■ **Page and application data records**

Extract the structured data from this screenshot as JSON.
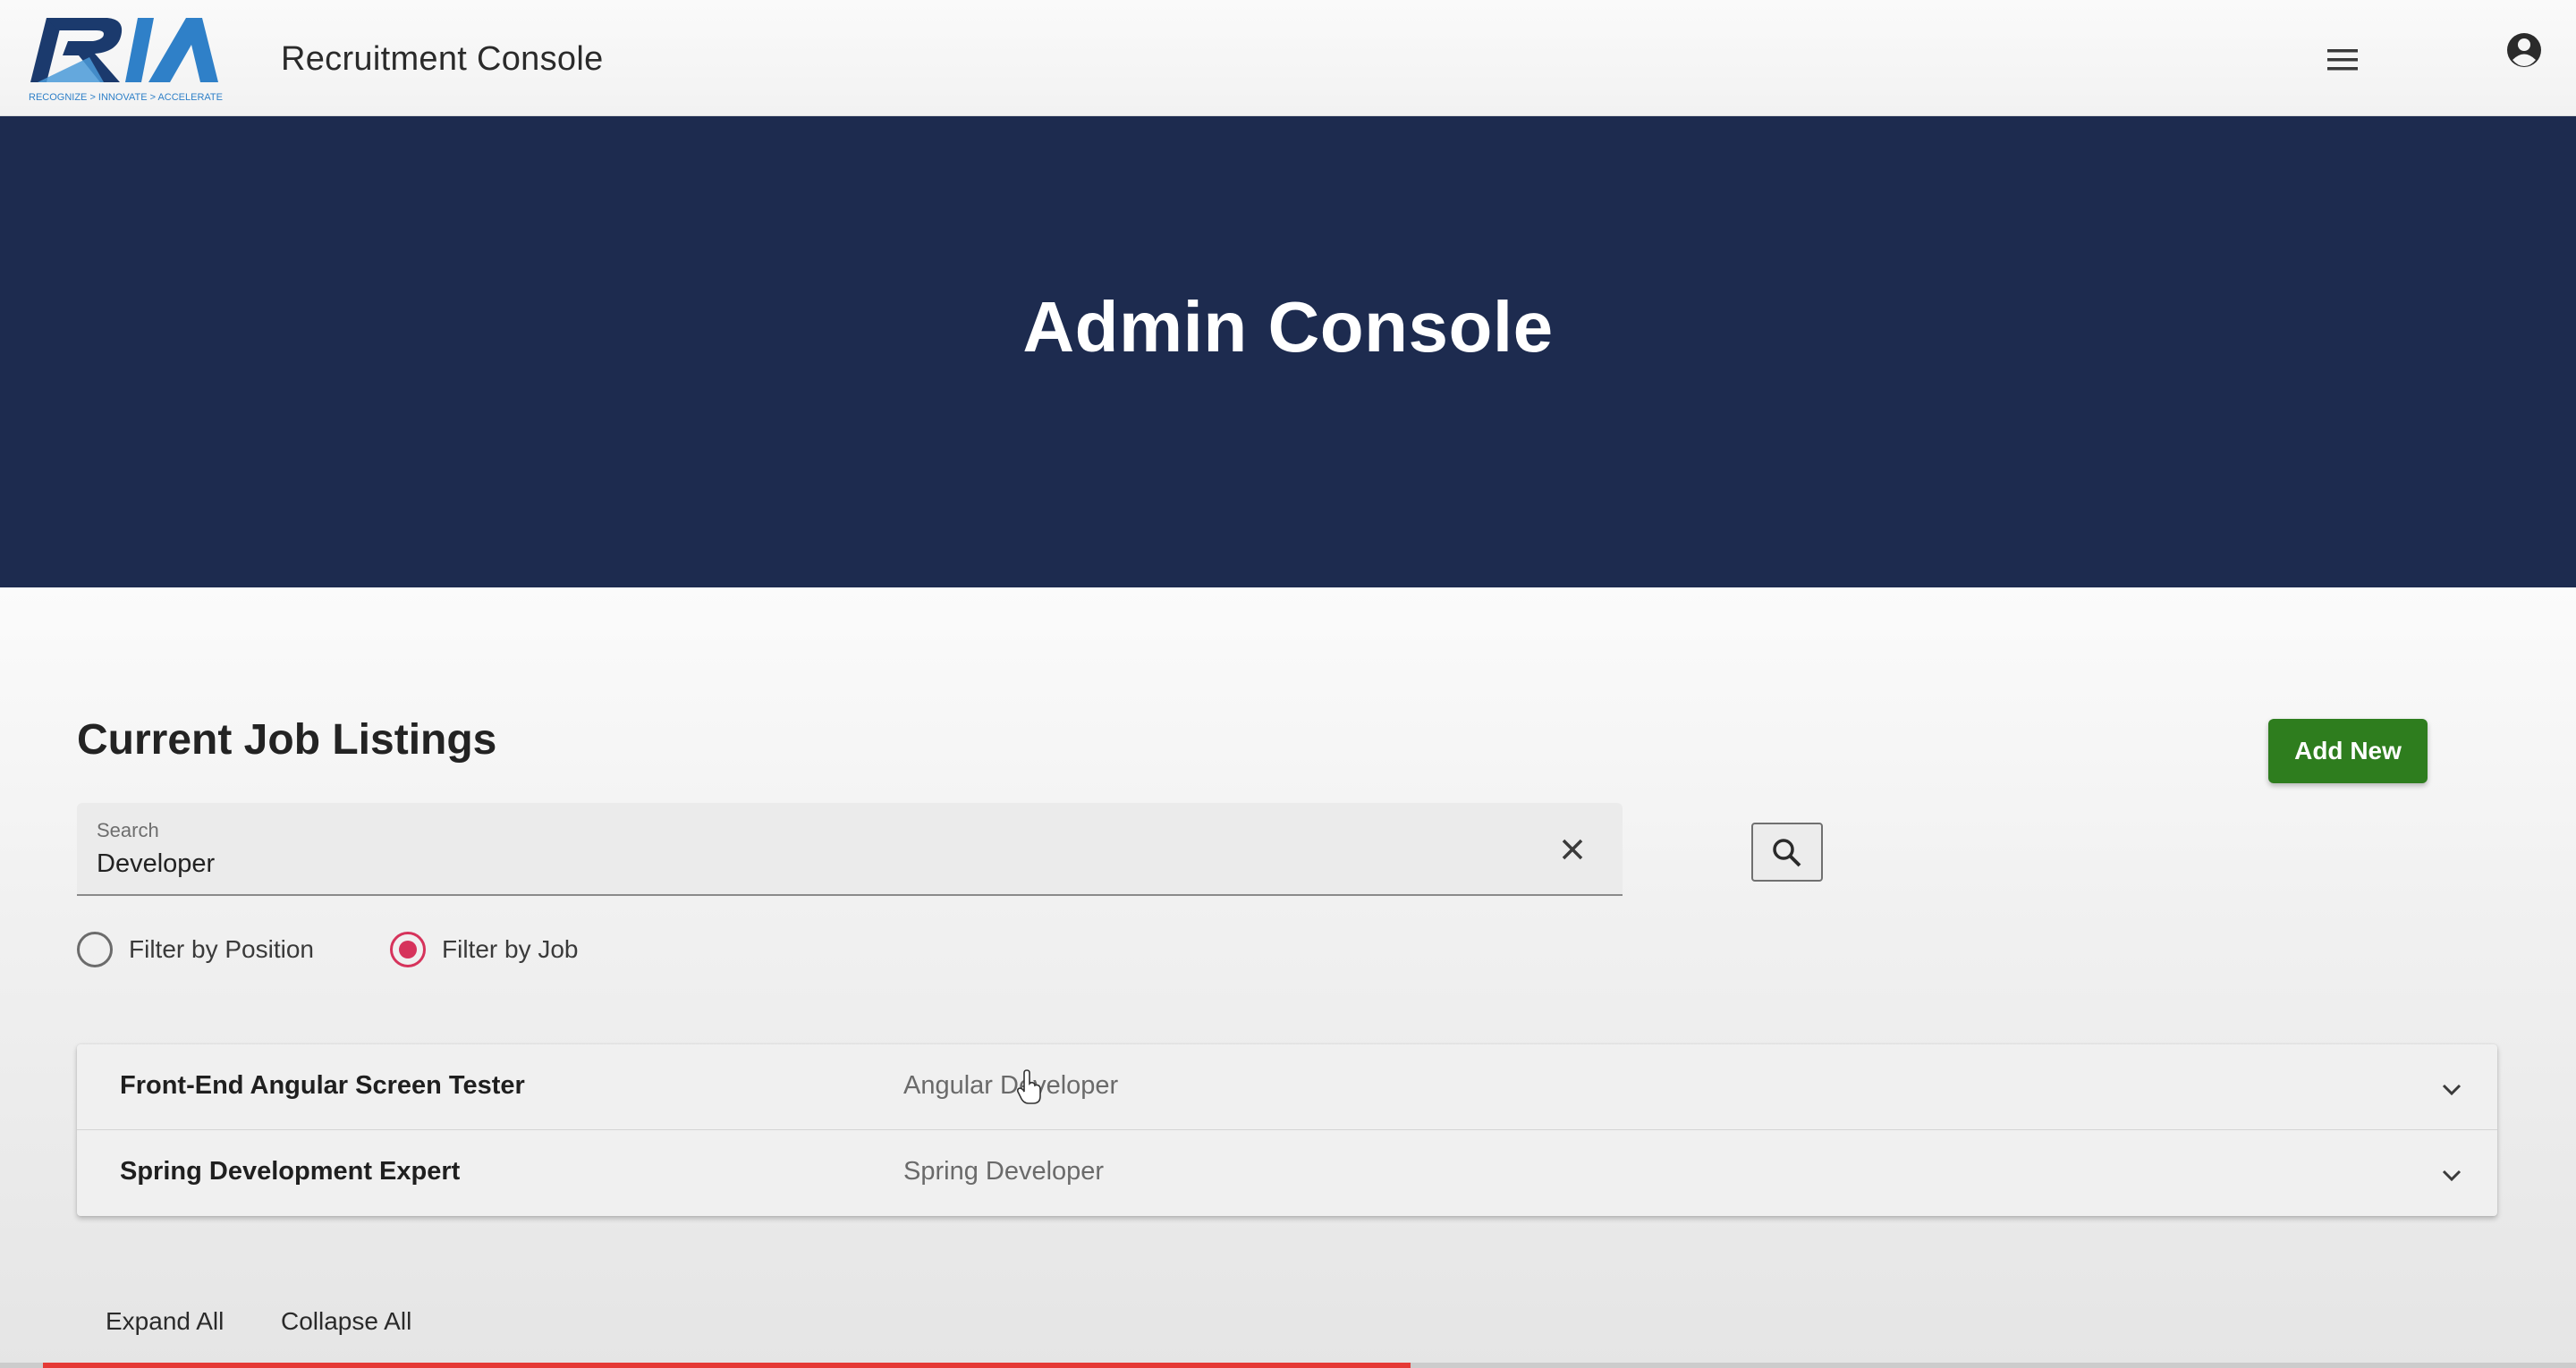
{
  "header": {
    "logo_text": "RIA",
    "logo_tagline": "RECOGNIZE > INNOVATE > ACCELERATE",
    "app_title": "Recruitment Console",
    "menu_icon": "hamburger-menu-icon",
    "account_icon": "account-circle-icon"
  },
  "hero": {
    "title": "Admin Console"
  },
  "listings": {
    "title": "Current Job Listings",
    "add_button_label": "Add New",
    "search": {
      "label": "Search",
      "value": "Developer",
      "clear_icon": "close-icon",
      "submit_icon": "search-icon"
    },
    "filters": [
      {
        "label": "Filter by Position",
        "checked": false
      },
      {
        "label": "Filter by Job",
        "checked": true
      }
    ],
    "items": [
      {
        "position": "Front-End Angular Screen Tester",
        "job": "Angular Developer"
      },
      {
        "position": "Spring Development Expert",
        "job": "Spring Developer"
      }
    ],
    "expand_all_label": "Expand All",
    "collapse_all_label": "Collapse All"
  },
  "video_progress": 0.54,
  "colors": {
    "hero_bg": "#1d2b4f",
    "add_button": "#2e7d1e",
    "radio_accent": "#d6335b",
    "progress": "#e53935"
  }
}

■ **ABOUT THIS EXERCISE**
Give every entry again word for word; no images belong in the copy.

■ **TASK OUTPUT**
Extract the structured data from this screenshot as JSON.
{
  "header": {
    "logo_text": "RIA",
    "logo_tagline": "RECOGNIZE > INNOVATE > ACCELERATE",
    "app_title": "Recruitment Console",
    "menu_icon": "hamburger-menu-icon",
    "account_icon": "account-circle-icon"
  },
  "hero": {
    "title": "Admin Console"
  },
  "listings": {
    "title": "Current Job Listings",
    "add_button_label": "Add New",
    "search": {
      "label": "Search",
      "value": "Developer",
      "clear_icon": "close-icon",
      "submit_icon": "search-icon"
    },
    "filters": [
      {
        "label": "Filter by Position",
        "checked": false
      },
      {
        "label": "Filter by Job",
        "checked": true
      }
    ],
    "items": [
      {
        "position": "Front-End Angular Screen Tester",
        "job": "Angular Developer"
      },
      {
        "position": "Spring Development Expert",
        "job": "Spring Developer"
      }
    ],
    "expand_all_label": "Expand All",
    "collapse_all_label": "Collapse All"
  },
  "video_progress": 0.54,
  "colors": {
    "hero_bg": "#1d2b4f",
    "add_button": "#2e7d1e",
    "radio_accent": "#d6335b",
    "progress": "#e53935"
  }
}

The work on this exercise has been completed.